Reduce Oil Dependence Costs
The U.S. is less dependent on foreign oil than it was a few years ago. However, most of the world's oil reserves are still concentrated in the Middle East, and about 71% are controlled by Organization of the Petroleum Exporting Countries (OPEC) members. This gives OPEC considerable influence over the oil market.
Oil price shocks and price manipulation by OPEC have cost our economy dearly in the past—about $2 trillion from 2004 to 2008.
It's unclear whether we will ever eliminate our need to import oil, but we can reduce cartel market control and the economic impact of price shocks by reducing our petroleum use.
We can reduce petroleum use by
- Developing advanced vehicle technologies that use energy more efficiently
- Adopting alternative fuels that can replace petroleum cleanly and cost-effectively
In the 1970s, the National Highway Traffic Safety Administration (NHTSA) established fuel economy standards to encourage automakers to produce more fuel-efficient vehicles. Fuel economy improvements due to these and subsequent standards have reduced fuel consumption by well over 1.5 trillion gallons, saved consumers trillions of dollars, and avoided 14 billion tons of GHG emissions.
NHTSA recently proposed robust new fuel economy standards. If adopted, these standards are projected to increase fuel efficiency 8% annually for model years 2024–2026, saving consumers $140 billion in fuel by 2030 and $470 billion by midcentury.
In addition to improving vehicle efficiency, automakers are also designing vehicles that can be powered fully or in-part by non-petroleum-based fuels.
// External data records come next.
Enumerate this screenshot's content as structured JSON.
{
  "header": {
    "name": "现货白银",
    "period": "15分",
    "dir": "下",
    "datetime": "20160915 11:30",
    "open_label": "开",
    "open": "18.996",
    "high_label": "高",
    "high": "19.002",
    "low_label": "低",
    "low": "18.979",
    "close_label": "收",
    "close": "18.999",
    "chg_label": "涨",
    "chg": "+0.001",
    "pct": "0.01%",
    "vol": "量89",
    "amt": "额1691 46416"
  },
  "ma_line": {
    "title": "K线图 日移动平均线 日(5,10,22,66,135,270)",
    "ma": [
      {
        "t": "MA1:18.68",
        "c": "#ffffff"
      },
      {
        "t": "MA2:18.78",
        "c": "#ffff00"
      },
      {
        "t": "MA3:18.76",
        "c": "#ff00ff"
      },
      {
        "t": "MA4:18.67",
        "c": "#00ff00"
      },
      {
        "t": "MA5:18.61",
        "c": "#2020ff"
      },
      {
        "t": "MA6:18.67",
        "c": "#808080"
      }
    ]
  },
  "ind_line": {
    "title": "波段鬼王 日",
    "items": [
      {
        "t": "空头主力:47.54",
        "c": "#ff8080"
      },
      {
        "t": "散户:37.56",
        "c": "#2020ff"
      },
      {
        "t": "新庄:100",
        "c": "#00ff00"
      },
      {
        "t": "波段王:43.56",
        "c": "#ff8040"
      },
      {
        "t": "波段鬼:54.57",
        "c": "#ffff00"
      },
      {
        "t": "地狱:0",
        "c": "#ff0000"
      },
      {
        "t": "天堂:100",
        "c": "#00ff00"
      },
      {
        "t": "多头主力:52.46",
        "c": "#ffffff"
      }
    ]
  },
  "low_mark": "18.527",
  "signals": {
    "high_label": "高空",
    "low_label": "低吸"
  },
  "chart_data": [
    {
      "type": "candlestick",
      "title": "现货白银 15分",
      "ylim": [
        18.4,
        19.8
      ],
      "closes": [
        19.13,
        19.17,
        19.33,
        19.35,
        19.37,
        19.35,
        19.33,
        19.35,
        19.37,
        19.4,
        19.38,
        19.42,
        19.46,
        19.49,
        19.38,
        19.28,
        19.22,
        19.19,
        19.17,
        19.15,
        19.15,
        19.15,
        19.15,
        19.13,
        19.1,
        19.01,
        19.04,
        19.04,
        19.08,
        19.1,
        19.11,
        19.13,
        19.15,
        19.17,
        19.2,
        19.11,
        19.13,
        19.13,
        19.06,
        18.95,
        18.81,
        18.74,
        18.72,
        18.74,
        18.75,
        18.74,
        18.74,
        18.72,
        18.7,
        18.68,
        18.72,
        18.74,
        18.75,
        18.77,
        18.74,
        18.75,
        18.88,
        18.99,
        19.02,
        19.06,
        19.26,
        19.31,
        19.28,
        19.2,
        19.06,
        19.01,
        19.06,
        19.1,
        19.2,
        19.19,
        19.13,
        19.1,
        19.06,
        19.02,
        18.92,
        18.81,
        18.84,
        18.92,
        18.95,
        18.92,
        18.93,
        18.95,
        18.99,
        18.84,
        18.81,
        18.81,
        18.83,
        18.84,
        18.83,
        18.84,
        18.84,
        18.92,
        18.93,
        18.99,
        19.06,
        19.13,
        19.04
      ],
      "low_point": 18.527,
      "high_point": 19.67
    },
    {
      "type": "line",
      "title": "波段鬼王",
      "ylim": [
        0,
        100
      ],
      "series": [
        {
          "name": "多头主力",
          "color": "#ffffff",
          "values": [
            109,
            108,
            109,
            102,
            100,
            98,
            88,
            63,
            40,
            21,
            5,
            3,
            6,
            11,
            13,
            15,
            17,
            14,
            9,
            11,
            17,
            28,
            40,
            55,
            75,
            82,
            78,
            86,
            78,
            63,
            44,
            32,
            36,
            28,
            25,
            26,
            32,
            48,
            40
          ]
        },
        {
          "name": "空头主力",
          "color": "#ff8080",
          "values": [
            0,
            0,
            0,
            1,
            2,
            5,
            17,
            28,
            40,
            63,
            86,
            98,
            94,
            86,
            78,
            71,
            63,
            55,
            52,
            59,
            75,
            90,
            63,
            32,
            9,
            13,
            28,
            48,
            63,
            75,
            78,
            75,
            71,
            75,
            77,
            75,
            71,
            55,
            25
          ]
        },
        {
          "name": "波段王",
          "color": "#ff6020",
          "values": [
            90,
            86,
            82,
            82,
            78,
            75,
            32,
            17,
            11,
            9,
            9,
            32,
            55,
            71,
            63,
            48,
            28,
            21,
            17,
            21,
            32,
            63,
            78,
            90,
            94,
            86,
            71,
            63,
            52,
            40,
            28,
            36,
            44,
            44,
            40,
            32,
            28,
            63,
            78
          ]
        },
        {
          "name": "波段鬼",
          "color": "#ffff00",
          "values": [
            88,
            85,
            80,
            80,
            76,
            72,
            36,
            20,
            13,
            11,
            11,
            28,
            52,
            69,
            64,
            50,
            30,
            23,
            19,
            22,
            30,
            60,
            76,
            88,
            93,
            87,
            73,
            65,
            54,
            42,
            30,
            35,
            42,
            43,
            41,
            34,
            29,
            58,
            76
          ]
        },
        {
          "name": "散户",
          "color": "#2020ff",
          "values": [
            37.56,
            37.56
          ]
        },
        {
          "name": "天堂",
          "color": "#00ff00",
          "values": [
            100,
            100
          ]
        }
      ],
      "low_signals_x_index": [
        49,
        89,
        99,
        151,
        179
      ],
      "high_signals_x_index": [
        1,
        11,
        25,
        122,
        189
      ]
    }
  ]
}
These include all-electric vehicles, plug-in hybrids, fuel cell vehicles, and flex-fuel vehicles, as well as vehicles that can run on petroleum alternatives such as biodiesel.
You Can Help
You can help reduce our oil dependence by selecting a vehicle that uses less petroleum. Each vehicle in our Find and Compare Cars section has an Energy Impact Score that shows the amount of petroleum it uses each year.
U.S. Crude Oil and Petroleum Product Imports: EIA. 2023. Monthly Energy Review June 2023, Table 3.3b.
Petroleum cost to U.S. economy in 2014: Greene, D.L., C. Liu, and P.N. Leiby. 2014. The Oil Security Metrics Model: 2014 Update. ORNL/TM-2014/628. Oak Ridge National Laboratory, Oak Ridge, Tennessee, September.
Proven oil reserve estimates: ORNL. 2021. Transportation Energy Data Book. Ed. 39. Table 1.5.
Information on impact of CAFE standards:
- Greene, D.L., J.M. Greenwald and R.E. Ciez. 2020. U.S. fuel economy and greenhouse gas standards: What have they achieved and what have we learned? Energy Policy, Vol. 146, November.
- NHTSA. 2021. USDOT Proposes Improved Fuel Economy Standards for MY 2024–2026 Passenger Cars and Light Trucks. Press Release, August 5.
- NHTSA. 2021. Corporate Average Fuel Economy: Light Duty Vehicles
- NHTSA. 2021. Notice of Proposed Rulemaking: Corporate Average Fuel Economy Standards for Model Years 2024–2026 Passenger Cars and Light Trucks. Federal Register 86, no. 169, (September 3, 2021): 49602.